■ PROBLEM TO WORK ON ■
List every line below containing "数据库表汇总".

■ Records contained in a dataset ■
[Start of Attachment]

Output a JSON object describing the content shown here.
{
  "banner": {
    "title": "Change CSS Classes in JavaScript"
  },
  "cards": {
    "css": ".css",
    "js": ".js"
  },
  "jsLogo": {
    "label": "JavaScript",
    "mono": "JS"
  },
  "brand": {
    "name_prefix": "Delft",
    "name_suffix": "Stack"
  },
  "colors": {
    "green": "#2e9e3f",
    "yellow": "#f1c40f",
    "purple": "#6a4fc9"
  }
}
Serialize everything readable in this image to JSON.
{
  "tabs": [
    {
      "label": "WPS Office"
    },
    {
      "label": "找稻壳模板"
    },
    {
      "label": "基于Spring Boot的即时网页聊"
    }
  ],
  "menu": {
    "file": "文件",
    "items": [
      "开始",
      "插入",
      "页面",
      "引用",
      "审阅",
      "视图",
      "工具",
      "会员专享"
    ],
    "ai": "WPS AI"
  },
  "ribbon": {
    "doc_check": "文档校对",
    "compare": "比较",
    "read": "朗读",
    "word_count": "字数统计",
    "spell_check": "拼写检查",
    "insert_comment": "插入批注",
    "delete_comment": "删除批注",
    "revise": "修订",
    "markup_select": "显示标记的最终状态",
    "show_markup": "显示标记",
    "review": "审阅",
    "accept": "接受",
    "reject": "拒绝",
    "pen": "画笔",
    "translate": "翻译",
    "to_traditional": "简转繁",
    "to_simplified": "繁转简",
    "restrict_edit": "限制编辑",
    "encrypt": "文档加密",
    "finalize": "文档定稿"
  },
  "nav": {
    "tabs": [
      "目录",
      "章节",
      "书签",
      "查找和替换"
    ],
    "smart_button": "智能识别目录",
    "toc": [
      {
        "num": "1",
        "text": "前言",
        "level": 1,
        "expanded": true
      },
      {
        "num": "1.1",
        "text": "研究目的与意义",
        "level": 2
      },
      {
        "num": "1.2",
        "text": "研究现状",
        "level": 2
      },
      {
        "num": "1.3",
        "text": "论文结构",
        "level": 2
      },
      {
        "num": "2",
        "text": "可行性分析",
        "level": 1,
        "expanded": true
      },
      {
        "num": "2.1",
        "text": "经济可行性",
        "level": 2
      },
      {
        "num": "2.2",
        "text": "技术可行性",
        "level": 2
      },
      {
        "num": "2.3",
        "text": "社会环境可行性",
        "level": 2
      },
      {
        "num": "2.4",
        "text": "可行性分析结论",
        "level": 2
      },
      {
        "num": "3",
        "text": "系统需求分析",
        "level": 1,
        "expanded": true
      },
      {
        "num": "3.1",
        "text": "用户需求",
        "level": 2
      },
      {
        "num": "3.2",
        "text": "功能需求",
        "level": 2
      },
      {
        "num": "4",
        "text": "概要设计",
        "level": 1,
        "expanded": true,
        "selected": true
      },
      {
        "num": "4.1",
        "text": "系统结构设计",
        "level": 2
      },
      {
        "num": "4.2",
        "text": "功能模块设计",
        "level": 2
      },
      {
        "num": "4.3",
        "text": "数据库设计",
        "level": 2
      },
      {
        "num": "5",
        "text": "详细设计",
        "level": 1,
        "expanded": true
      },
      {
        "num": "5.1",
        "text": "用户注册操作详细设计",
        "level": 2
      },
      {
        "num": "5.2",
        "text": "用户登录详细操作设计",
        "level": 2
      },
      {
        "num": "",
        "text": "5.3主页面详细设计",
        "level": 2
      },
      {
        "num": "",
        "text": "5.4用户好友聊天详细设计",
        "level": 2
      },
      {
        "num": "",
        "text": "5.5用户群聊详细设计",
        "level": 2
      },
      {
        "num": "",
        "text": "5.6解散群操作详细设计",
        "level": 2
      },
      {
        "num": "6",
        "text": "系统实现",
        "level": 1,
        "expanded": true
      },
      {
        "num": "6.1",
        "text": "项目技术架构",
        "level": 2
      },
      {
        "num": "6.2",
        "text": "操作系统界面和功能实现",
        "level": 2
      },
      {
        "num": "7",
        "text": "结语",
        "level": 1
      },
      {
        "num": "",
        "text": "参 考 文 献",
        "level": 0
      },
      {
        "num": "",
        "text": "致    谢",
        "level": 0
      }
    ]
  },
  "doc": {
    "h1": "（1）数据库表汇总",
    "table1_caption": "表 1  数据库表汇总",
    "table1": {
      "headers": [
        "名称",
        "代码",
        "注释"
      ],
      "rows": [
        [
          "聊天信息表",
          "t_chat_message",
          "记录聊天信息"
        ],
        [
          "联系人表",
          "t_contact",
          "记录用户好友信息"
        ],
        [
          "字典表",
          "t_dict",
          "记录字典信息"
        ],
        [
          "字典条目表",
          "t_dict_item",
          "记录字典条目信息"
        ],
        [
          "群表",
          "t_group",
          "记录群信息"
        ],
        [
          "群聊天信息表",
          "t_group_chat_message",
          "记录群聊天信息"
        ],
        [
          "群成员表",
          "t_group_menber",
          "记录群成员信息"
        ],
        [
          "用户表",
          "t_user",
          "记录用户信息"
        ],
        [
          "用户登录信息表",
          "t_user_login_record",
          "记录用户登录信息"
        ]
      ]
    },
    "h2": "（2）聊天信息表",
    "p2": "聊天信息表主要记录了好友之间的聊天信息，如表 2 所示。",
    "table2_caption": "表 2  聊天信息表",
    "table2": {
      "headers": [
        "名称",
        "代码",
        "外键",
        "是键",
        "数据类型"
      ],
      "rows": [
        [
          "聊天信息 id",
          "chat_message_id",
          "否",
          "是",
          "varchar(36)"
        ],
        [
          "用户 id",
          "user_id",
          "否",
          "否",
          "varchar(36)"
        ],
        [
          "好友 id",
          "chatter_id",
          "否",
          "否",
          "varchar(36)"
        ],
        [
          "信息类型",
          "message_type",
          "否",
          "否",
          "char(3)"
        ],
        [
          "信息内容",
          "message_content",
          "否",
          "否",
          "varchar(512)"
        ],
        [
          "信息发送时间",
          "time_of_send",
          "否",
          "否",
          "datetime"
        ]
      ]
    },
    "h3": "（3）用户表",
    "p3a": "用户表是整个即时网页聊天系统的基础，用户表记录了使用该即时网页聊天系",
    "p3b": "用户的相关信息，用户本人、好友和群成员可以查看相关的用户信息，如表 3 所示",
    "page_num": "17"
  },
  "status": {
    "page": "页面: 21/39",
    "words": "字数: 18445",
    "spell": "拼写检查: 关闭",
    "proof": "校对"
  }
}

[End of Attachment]

■ RESULT OF THE TASK ■
    "h1": "（1）数据库表汇总",
    "table1_caption": "表 1  数据库表汇总",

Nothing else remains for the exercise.